Task statement:
Restating every entry exactly is the whole task.

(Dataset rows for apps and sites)
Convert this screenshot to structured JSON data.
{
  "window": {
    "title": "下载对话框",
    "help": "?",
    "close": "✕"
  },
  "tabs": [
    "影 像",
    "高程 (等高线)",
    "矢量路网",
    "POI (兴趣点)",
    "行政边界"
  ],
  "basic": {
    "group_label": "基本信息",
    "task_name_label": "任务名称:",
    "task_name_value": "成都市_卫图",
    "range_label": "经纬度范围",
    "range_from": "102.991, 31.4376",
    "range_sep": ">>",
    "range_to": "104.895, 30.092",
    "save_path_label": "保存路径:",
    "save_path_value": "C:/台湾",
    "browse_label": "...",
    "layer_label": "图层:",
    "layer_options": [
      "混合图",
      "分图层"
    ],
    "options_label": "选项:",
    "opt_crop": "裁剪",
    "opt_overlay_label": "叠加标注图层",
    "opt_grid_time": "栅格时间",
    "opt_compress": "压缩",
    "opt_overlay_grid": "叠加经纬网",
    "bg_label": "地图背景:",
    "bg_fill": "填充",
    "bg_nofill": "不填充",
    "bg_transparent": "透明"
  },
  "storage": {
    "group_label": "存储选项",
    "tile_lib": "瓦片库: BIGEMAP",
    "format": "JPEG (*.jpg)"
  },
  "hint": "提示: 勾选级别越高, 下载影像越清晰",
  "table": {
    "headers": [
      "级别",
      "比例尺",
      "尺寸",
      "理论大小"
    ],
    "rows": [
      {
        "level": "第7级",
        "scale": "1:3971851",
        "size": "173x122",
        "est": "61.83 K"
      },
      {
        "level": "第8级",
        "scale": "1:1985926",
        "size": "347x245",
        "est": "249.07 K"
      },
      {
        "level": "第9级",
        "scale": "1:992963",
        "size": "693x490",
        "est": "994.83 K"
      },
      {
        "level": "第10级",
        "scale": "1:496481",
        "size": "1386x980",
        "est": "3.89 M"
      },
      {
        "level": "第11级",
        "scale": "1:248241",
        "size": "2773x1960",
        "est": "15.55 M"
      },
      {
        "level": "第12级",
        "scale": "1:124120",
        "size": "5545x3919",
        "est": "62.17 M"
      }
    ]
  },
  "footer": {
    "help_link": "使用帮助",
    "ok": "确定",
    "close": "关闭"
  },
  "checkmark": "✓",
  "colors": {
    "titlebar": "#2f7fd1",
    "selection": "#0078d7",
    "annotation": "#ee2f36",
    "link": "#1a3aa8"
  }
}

Task result:
Convert this screenshot to structured JSON data.
{
  "window": {
    "title": "下载对话框",
    "help": "?",
    "close": "✕"
  },
  "tabs": [
    "影 像",
    "高程 (等高线)",
    "矢量路网",
    "POI (兴趣点)",
    "行政边界"
  ],
  "basic": {
    "group_label": "基本信息",
    "task_name_label": "任务名称:",
    "task_name_value": "成都市_卫图",
    "range_label": "经纬度范围",
    "range_from": "102.991, 31.4376",
    "range_sep": ">>",
    "range_to": "104.895, 30.092",
    "save_path_label": "保存路径:",
    "save_path_value": "C:/台湾",
    "browse_label": "...",
    "layer_label": "图层:",
    "layer_options": [
      "混合图",
      "分图层"
    ],
    "options_label": "选项:",
    "opt_crop": "裁剪",
    "opt_overlay_label": "叠加标注图层",
    "opt_grid_time": "栅格时间",
    "opt_compress": "压缩",
    "opt_overlay_grid": "叠加经纬网",
    "bg_label": "地图背景:",
    "bg_fill": "填充",
    "bg_nofill": "不填充",
    "bg_transparent": "透明"
  },
  "storage": {
    "group_label": "存储选项",
    "tile_lib": "瓦片库: BIGEMAP",
    "format": "JPEG (*.jpg)"
  },
  "hint": "提示: 勾选级别越高, 下载影像越清晰",
  "table": {
    "headers": [
      "级别",
      "比例尺",
      "尺寸",
      "理论大小"
    ],
    "rows": [
      {
        "level": "第7级",
        "scale": "1:3971851",
        "size": "173x122",
        "est": "61.83 K"
      },
      {
        "level": "第8级",
        "scale": "1:1985926",
        "size": "347x245",
        "est": "249.07 K"
      },
      {
        "level": "第9级",
        "scale": "1:992963",
        "size": "693x490",
        "est": "994.83 K"
      },
      {
        "level": "第10级",
        "scale": "1:496481",
        "size": "1386x980",
        "est": "3.89 M"
      },
      {
        "level": "第11级",
        "scale": "1:248241",
        "size": "2773x1960",
        "est": "15.55 M"
      },
      {
        "level": "第12级",
        "scale": "1:124120",
        "size": "5545x3919",
        "est": "62.17 M"
      }
    ]
  },
  "footer": {
    "help_link": "使用帮助",
    "ok": "确定",
    "close": "关闭"
  },
  "checkmark": "✓",
  "colors": {
    "titlebar": "#2f7fd1",
    "selection": "#0078d7",
    "annotation": "#ee2f36",
    "link": "#1a3aa8"
  }
}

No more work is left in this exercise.